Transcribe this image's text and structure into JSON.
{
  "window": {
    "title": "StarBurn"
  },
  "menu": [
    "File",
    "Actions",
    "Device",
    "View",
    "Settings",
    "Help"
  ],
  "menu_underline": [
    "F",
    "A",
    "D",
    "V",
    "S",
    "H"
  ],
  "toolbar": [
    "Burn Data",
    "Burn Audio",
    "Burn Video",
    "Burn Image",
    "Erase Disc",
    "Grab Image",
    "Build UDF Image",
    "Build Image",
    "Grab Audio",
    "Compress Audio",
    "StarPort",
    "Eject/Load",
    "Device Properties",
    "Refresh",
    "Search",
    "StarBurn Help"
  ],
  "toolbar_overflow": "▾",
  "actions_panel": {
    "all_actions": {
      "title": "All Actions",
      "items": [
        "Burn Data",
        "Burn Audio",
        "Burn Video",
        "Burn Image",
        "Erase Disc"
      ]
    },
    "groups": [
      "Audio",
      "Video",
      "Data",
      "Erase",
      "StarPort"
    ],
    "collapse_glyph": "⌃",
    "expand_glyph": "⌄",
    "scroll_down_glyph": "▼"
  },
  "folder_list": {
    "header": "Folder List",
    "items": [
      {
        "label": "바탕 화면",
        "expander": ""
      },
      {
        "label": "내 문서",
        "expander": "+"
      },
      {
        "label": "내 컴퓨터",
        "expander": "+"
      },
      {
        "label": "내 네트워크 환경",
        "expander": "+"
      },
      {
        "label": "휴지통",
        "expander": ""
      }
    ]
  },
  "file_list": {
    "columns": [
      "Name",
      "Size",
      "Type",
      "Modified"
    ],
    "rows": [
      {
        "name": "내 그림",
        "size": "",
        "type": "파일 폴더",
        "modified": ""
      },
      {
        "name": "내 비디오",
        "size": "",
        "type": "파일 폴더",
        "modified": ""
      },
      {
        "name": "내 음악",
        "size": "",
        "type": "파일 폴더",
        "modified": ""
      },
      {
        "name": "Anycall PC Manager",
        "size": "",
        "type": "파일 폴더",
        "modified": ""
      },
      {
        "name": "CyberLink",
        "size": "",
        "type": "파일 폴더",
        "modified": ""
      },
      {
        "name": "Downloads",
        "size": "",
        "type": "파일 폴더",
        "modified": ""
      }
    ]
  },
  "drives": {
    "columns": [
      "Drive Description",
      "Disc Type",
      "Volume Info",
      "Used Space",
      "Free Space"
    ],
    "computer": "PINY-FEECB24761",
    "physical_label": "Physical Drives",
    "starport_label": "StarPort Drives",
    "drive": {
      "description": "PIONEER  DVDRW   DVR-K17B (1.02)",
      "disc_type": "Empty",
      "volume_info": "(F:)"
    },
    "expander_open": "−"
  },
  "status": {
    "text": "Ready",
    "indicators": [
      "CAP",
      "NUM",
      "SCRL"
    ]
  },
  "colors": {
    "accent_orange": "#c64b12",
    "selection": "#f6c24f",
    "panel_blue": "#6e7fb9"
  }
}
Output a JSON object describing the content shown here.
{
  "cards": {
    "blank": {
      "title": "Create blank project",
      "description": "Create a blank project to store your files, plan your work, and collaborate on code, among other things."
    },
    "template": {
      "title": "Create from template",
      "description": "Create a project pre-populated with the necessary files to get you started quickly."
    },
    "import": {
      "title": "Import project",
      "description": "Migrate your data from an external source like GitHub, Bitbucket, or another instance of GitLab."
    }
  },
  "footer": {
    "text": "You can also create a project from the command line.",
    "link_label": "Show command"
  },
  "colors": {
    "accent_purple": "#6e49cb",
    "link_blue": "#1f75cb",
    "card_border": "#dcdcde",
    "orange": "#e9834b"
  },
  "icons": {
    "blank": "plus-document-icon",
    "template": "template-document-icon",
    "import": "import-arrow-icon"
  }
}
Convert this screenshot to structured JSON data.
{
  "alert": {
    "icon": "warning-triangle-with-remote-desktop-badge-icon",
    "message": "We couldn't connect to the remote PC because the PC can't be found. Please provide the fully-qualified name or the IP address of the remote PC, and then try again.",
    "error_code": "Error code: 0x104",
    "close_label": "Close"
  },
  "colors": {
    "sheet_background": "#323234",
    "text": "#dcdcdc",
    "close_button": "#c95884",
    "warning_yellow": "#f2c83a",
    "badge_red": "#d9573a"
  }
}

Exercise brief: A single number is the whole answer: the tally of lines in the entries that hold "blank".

Exercise response: 4